The Webber Energy Group at the University of Texas, Austin has released a new video on a project that converted MRF residue into a viable form of solid recovery fuel. The American Chemistry Council (ACC) assisted with funding the video, entitled, “Trash-To-Treasure: Turning Nonrecycled Waste Into Low-Carbon Fuel”. Listed below are some key points from the video:
- Single-stream recycling has been effective in boosting recycling, but even so, material recovery facilities (or MRFs) can’t recycle everything that gets collected. At present, MRFs send 5% to 15% of what they collect to landfills. Much of this material is energy-rich plastic and paper.
- The Webber Energy Group at UT-Austin used this residue to create solid recovery (SRF) fuel pellets. The pellets are made from 60% MRF residue and 40% post-industrial waste. The composition of the fuel is 60% plastics, 40% paper.
- As you’ll see in the video, the SRF created energy, reduced carbon emissions and reduced coal-use in a cement kiln.

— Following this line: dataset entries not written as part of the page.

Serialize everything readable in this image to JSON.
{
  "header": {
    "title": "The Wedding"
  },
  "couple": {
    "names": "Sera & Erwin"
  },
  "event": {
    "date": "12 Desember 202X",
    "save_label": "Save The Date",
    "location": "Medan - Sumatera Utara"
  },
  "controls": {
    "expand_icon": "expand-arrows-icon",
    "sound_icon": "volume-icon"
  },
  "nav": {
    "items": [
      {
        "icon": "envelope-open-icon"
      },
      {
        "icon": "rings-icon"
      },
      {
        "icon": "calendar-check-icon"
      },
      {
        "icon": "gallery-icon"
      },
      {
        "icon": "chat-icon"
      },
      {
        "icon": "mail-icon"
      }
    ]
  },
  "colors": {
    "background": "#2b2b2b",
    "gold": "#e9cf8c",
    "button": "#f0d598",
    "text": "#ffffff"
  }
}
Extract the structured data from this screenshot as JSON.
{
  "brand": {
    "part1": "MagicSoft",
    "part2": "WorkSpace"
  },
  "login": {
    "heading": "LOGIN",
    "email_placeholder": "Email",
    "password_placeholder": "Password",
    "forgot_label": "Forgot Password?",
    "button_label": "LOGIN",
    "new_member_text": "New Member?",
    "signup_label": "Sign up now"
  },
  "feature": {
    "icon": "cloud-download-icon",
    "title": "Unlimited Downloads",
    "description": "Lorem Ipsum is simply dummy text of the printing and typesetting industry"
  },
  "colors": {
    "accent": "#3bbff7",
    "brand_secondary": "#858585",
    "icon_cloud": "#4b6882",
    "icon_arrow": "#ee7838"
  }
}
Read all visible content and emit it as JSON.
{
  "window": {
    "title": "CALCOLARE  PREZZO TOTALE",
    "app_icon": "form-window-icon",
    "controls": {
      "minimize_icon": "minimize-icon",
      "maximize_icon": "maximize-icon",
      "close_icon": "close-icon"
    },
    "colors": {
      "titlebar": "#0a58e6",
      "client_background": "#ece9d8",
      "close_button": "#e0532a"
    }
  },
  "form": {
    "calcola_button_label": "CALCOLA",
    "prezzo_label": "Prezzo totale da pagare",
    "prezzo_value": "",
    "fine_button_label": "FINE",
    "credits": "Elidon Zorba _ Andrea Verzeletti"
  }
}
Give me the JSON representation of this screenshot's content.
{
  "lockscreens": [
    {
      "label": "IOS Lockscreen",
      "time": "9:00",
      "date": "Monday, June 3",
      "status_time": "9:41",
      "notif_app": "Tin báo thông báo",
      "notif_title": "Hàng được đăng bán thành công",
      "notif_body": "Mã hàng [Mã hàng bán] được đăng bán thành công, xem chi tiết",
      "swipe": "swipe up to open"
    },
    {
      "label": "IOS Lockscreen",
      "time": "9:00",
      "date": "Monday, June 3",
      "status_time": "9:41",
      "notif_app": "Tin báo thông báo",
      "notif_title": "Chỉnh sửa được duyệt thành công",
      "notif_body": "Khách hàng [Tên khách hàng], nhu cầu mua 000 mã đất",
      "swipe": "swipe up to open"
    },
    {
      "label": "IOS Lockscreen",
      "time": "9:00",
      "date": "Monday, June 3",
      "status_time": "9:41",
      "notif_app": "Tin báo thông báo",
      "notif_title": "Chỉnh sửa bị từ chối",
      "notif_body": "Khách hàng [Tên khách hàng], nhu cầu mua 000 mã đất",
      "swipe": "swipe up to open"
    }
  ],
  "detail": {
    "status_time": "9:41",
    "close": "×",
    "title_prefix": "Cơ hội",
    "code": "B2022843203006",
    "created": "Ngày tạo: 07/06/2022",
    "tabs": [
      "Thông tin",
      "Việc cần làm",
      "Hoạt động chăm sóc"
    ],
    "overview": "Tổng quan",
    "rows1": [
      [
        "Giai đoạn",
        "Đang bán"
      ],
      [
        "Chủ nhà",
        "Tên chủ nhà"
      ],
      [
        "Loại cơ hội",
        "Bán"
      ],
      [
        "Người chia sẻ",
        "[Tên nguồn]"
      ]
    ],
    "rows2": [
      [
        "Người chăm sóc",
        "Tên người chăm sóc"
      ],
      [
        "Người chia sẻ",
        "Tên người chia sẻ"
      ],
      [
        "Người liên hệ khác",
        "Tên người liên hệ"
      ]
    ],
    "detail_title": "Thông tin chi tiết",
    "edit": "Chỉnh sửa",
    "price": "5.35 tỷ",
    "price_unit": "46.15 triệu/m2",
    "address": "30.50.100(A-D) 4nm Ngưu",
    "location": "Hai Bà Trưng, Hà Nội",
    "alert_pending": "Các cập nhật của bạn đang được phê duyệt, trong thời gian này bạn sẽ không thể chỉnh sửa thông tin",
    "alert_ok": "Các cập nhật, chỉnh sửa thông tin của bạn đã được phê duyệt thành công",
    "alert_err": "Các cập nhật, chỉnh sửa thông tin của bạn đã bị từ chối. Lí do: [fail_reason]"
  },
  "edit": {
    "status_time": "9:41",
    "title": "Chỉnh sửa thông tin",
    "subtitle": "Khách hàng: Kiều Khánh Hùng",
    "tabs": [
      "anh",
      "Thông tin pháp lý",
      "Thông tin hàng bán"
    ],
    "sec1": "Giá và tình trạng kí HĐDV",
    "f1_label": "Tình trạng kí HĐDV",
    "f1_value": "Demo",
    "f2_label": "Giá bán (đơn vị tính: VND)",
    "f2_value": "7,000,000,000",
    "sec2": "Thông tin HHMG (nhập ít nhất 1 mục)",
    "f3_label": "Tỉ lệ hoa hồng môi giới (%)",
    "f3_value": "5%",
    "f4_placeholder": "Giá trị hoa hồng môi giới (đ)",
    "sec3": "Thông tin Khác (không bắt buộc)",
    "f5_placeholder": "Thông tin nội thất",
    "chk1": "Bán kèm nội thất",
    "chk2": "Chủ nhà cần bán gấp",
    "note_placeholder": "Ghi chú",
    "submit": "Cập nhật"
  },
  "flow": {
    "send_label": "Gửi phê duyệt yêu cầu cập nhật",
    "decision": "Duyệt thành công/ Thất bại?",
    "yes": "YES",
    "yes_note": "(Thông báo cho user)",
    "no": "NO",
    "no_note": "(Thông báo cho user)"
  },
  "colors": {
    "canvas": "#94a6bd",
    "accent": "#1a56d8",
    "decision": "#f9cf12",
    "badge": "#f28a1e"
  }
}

- ACC supports the expanded use of new technologies and processes that convert waste that cannot be recycled into energy.
Click here to view the full PDF version of the study.